Drying herbs for winter
September is an excellent month to dry herbs to use during winter. Dried herbs add flavor and turn an ordinary dish into a culinary delight.
As we start to prepare ourselves for what advertisers call the Pumpkin Spice season, we start to plan heartier meals, roasted root vegetables and crockpot favorites. Just because we are grilling less outdoors and snipping fewer fresh herbs does not mean our meals should be any less tasty. Dried herbs add flavor and turn an ordinary dish into a culinary delight, and September is an excellent month to dry herbs to use during winter.
Here are a few tips when drying your herbs to maintain maximum flavor:
- Harvest herbs in the morning after the dew has evaporated but before the sun is too bright. You want to capture all of the essential oils in your dried herbs and they tend to evaporate when the sun is too hot and bright.

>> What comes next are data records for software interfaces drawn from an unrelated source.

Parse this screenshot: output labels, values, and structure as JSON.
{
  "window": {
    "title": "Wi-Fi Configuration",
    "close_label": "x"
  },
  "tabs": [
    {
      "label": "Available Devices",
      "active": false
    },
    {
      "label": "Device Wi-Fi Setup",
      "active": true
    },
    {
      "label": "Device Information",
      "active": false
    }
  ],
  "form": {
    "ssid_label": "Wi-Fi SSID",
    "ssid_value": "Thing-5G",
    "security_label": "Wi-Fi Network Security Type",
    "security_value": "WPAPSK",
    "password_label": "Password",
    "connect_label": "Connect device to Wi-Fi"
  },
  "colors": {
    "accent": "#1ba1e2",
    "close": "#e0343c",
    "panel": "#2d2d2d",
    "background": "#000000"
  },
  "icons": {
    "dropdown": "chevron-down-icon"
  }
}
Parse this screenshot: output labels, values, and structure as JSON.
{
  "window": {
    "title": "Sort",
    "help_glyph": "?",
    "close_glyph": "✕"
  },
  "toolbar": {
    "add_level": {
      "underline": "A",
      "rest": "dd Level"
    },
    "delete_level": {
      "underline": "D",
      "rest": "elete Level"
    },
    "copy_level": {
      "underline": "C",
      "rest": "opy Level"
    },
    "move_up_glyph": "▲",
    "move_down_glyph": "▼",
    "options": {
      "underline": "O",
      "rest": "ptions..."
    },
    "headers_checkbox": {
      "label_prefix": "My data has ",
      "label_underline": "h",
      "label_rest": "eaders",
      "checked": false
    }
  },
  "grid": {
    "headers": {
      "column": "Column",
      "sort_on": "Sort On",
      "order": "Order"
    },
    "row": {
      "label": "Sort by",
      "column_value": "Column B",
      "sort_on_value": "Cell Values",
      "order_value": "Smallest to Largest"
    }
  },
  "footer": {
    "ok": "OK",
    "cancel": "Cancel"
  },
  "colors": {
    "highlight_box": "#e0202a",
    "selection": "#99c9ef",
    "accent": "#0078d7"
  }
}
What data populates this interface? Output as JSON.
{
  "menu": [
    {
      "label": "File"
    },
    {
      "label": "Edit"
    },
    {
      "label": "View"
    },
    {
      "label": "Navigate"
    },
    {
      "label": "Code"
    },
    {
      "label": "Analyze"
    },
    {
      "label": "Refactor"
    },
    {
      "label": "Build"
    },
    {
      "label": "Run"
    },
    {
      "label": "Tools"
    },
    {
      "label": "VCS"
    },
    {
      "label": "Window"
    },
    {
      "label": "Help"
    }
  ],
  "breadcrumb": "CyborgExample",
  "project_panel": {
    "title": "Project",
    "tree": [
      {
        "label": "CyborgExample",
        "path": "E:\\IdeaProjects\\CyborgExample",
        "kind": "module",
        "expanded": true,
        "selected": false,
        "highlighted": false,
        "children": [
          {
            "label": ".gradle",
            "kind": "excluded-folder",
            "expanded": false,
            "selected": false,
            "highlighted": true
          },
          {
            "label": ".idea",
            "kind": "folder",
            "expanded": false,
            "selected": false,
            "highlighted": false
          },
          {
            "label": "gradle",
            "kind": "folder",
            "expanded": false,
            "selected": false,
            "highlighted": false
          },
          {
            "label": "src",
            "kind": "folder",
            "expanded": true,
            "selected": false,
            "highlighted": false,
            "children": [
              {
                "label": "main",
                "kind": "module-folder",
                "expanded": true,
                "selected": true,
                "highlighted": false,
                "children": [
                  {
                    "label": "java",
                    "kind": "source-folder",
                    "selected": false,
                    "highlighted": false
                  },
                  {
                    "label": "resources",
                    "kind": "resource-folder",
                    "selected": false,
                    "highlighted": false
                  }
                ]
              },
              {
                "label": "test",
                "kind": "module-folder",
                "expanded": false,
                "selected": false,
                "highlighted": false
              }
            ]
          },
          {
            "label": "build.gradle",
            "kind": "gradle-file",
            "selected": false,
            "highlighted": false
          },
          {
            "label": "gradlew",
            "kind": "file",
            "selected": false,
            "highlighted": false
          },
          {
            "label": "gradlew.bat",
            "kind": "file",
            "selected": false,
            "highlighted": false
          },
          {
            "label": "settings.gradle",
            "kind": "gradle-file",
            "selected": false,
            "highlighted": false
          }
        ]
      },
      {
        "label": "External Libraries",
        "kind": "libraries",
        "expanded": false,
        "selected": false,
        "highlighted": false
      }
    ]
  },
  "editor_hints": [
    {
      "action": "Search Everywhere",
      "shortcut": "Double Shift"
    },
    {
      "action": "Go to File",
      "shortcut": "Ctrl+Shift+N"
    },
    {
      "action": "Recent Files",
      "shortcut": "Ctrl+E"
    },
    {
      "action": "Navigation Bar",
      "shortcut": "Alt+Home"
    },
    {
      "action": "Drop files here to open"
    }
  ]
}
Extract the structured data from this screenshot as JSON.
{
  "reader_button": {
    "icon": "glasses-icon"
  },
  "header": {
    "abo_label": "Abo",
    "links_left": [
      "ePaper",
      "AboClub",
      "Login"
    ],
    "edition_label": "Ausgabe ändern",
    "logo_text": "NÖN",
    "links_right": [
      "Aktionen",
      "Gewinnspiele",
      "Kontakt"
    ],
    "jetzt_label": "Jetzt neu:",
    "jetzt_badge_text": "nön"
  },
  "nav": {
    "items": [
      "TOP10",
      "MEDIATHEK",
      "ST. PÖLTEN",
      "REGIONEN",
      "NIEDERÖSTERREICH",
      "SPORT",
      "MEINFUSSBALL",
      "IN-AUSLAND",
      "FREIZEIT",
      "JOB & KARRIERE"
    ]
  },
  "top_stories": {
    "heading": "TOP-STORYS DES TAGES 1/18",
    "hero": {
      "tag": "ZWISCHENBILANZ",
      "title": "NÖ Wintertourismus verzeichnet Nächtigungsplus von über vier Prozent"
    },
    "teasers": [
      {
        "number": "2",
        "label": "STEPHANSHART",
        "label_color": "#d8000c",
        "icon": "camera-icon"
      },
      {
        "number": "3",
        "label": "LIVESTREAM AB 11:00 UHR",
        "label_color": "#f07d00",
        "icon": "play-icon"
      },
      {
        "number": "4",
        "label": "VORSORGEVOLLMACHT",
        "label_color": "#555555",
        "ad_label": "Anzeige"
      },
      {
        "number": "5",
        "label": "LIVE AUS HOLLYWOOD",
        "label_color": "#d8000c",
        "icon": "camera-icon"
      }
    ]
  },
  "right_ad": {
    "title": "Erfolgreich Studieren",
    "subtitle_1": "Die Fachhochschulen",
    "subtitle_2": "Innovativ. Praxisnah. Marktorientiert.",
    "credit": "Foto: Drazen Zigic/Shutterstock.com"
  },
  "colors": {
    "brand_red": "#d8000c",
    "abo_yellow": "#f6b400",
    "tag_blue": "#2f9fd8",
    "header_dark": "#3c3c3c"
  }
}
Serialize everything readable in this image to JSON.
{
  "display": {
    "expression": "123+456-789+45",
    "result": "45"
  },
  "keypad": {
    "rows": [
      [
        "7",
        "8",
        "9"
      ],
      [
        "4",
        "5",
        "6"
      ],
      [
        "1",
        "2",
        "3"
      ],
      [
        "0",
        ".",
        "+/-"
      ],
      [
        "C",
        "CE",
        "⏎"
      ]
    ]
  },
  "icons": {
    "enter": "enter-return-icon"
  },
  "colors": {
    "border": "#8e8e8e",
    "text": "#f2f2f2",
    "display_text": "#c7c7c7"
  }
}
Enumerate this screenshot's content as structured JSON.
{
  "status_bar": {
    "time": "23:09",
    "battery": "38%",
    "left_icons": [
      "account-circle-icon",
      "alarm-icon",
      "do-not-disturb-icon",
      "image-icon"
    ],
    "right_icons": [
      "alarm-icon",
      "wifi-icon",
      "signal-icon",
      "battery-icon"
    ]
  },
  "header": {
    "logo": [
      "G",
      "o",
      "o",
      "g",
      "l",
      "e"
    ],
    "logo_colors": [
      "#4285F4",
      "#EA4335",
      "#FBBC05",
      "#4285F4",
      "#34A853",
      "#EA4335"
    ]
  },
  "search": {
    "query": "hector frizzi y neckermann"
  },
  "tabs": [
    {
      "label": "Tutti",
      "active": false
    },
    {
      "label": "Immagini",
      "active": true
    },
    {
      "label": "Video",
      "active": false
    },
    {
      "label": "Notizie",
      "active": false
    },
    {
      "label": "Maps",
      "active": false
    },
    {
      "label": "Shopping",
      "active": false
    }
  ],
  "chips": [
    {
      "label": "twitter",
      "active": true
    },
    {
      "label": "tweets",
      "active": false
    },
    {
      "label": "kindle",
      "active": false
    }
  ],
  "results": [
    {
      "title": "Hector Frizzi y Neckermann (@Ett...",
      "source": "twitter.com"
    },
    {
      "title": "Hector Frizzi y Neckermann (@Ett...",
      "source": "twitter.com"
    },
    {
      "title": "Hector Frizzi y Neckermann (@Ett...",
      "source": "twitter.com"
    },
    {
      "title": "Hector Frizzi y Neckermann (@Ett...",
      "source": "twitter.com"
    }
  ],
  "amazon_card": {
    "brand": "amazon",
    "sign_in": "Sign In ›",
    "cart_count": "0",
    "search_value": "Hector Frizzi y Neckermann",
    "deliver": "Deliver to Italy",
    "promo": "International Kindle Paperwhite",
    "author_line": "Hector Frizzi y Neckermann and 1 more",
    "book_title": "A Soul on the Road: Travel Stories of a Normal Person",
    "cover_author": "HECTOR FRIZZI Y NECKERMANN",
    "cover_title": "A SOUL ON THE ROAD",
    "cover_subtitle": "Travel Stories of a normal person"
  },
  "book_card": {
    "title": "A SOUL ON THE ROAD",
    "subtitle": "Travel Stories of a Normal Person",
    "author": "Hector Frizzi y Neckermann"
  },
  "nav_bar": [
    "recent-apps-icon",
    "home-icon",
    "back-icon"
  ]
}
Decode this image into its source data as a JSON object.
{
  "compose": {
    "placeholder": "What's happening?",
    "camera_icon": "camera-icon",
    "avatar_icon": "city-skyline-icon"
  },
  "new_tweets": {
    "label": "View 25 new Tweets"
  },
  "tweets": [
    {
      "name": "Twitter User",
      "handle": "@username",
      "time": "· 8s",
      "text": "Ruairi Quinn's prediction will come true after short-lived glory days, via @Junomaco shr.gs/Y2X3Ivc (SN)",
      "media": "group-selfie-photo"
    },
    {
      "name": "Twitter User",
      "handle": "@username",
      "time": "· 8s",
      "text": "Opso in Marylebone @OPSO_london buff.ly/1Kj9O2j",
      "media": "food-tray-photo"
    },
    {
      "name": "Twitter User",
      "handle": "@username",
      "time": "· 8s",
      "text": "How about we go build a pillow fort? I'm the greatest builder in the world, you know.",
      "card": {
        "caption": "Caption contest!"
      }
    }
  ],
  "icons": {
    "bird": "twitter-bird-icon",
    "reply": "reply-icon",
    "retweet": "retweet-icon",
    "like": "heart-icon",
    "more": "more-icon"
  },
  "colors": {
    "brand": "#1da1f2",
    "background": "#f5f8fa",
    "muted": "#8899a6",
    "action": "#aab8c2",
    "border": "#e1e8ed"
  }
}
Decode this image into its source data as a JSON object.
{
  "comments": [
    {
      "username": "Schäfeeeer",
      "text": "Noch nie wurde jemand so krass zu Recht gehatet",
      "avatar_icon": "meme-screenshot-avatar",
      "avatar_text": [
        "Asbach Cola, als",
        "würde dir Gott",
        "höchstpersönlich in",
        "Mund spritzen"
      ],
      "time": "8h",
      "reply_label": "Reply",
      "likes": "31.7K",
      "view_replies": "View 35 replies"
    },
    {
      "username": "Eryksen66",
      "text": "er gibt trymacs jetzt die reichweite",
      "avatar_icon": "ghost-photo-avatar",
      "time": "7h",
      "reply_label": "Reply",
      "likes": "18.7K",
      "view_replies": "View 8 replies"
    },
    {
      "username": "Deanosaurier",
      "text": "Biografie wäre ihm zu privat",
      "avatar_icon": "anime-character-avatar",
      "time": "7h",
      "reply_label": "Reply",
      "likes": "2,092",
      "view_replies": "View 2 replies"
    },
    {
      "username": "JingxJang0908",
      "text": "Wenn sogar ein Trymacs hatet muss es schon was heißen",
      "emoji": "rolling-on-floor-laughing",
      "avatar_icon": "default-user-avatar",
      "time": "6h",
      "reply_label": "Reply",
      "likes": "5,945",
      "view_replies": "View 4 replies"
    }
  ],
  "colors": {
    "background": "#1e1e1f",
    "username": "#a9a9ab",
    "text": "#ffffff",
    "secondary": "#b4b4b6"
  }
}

- Harvest herbs before flowers develop.
- Discard any damaged leaves.
- Hang herbs to dry in small bunches (large bunches can mold) or laid on screens in a dark well-ventilated area.
- Herbs will not dry properly with high humidity and may even mold.
- Allow seven to 10 days for herbs to dry completely. They should sound crispy when crushed.
- Use a slow oven method for quick drying. The temperature should be held between 77 and 95 degrees Fahrenheit. Gas ovens work best for this method, as the pilot light keeps a steady temperature near 90 F.
- The oven method could take between 24 and 48 hours, depending on the type of herb.
- Freshly dried herbs are best as they lose quality with age.
- Glass bottles are the first choice for storing dried herbs. Store in a dark cupboard.
- You may also use plastic bags or tins, but whatever you choose, be sure your containers are clean and completely dry before putting herbs in them.
- Store herbs away from direct sunlight in glass or plastic and for only about a year, as they begin to lose their potency.
- Some herbs can be stored in the freezer or frozen into herb ice cubes. Add the cubes to soups and stews.
- Dried herbs are stronger than fresh herbs.
- Powdered herbs are stronger than crumbled leafy herbs.
- An approximate guide when using dried or powdered herbs: 1/4 tsp powdered = 1 teaspoon dried, 1 teaspoon dried = 2 teaspoons fresh.
Here are a few herbs that compliment meats:
- Poultry: garlic, oregano, rosemary, savory, sage
- Beef: bay, chives, cumin, garlic, marjoram, rosemary, savory
- Lamb: garlic, marjoram, oregano, rosemary, thyme
- Pork: coriander, cumin, garlic, sage, savory, thyme
Add herbs to meats at the beginning of the cooking process. Add herbs to soups and stews in the last 30 minutes of the cooking process. This helps the herbs retain their flavor. As you experiment with herbs and herb combinations, remember to start out adding a few herbs at a time—you can always add more.